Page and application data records
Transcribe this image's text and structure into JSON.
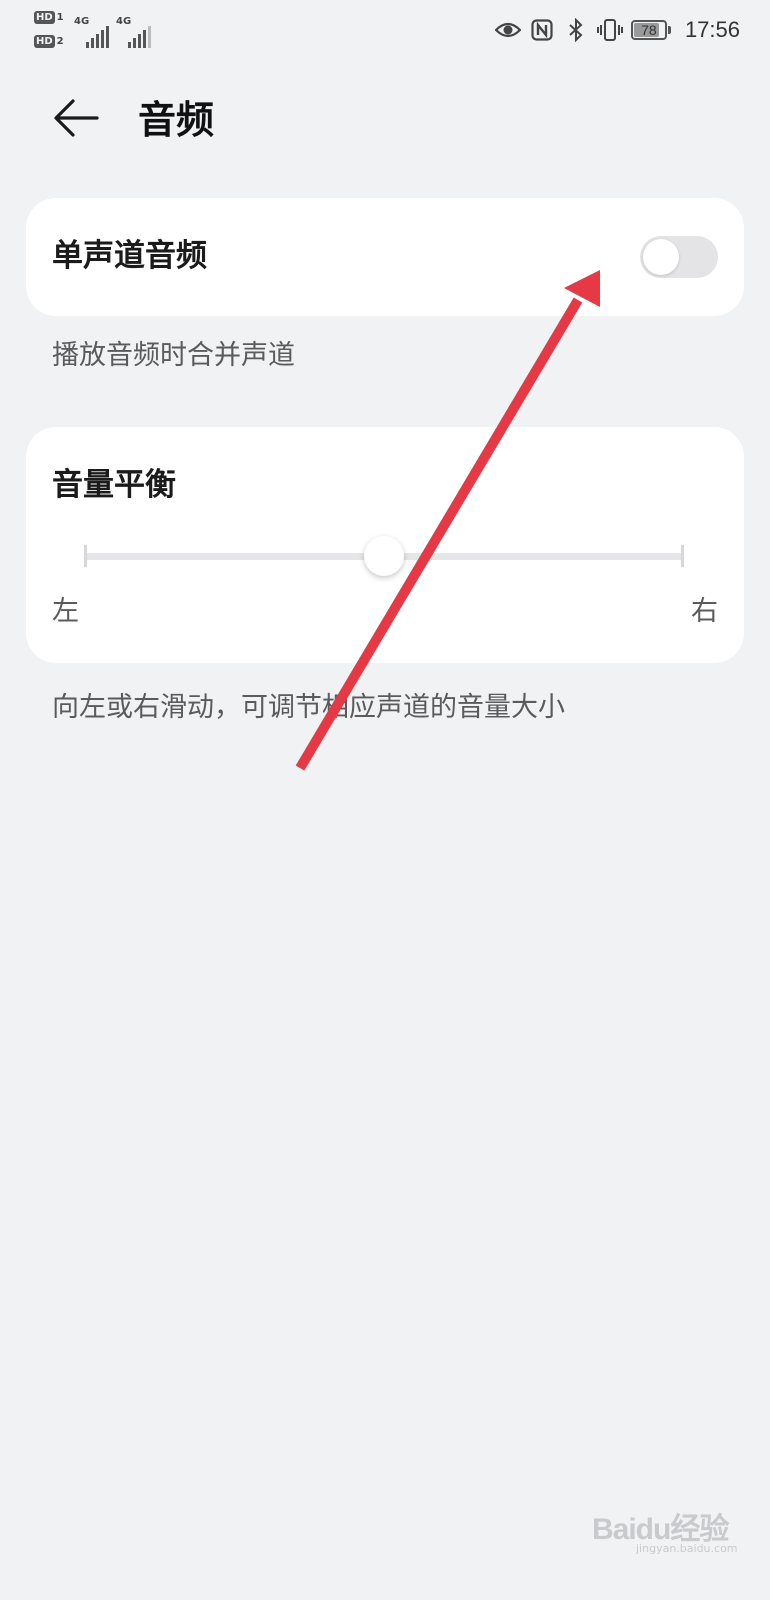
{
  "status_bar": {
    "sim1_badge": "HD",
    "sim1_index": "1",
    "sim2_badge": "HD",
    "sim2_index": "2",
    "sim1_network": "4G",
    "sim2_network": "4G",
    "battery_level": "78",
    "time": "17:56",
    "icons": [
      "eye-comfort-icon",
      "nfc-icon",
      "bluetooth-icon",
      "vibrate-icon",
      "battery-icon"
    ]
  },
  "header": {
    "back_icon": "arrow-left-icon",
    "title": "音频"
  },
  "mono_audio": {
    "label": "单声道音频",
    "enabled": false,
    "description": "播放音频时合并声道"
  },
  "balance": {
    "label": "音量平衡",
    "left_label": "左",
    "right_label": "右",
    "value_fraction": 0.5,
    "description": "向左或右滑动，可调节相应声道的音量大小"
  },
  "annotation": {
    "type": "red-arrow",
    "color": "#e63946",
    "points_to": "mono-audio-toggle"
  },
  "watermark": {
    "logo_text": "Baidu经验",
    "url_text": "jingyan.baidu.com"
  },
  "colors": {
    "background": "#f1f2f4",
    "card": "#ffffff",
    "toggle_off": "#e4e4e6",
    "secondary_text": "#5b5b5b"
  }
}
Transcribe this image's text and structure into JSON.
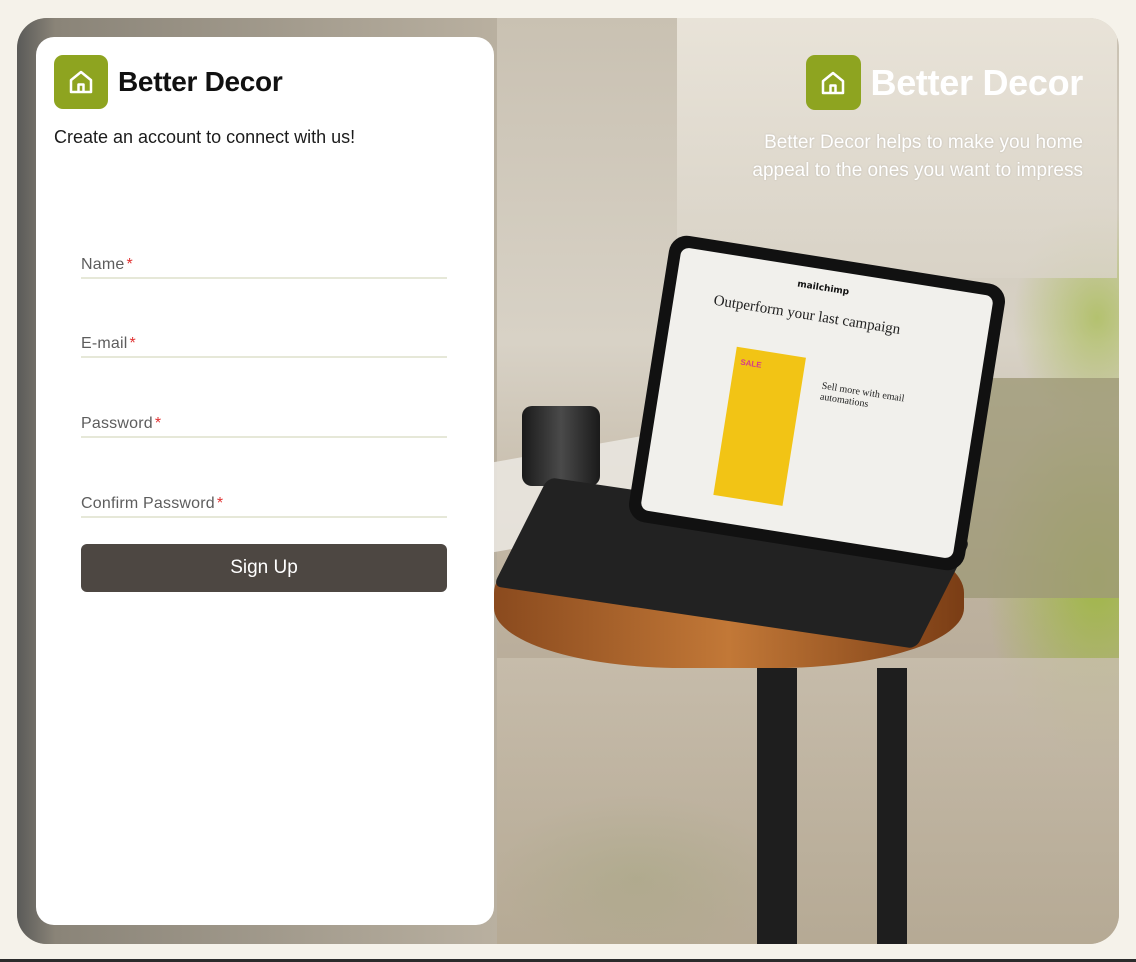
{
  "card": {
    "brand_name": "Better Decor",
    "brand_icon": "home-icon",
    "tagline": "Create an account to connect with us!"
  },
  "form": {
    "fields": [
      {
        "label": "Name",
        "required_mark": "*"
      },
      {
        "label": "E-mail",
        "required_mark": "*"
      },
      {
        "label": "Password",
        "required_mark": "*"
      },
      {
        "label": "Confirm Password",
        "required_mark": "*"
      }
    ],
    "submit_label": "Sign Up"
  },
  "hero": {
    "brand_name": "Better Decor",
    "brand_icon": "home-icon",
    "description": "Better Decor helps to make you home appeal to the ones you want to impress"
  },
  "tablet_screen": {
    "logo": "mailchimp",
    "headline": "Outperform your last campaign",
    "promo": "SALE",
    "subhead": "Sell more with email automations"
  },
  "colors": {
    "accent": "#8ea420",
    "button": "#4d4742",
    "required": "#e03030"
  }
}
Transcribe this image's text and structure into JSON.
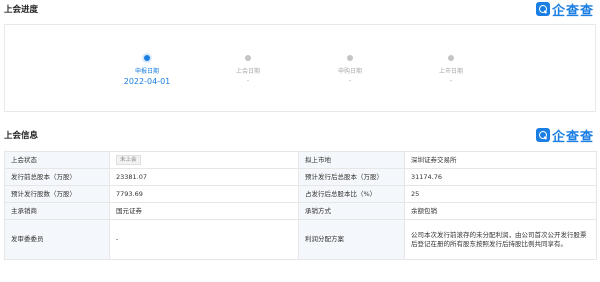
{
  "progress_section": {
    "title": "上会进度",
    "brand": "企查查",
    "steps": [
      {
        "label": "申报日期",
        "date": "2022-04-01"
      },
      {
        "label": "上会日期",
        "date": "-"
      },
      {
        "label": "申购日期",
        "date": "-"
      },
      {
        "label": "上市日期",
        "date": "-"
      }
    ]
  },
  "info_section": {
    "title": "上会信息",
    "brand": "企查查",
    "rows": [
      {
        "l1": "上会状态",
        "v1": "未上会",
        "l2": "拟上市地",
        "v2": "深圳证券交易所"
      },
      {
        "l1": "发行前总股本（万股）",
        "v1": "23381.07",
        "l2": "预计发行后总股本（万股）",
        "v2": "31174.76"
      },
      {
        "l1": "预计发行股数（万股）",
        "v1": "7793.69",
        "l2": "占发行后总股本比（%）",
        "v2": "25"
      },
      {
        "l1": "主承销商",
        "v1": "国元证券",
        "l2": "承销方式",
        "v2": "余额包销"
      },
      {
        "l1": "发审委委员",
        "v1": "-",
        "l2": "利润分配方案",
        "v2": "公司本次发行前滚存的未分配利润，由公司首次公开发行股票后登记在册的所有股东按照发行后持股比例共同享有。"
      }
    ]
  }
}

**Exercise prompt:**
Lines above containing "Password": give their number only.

**Result of the task:**
2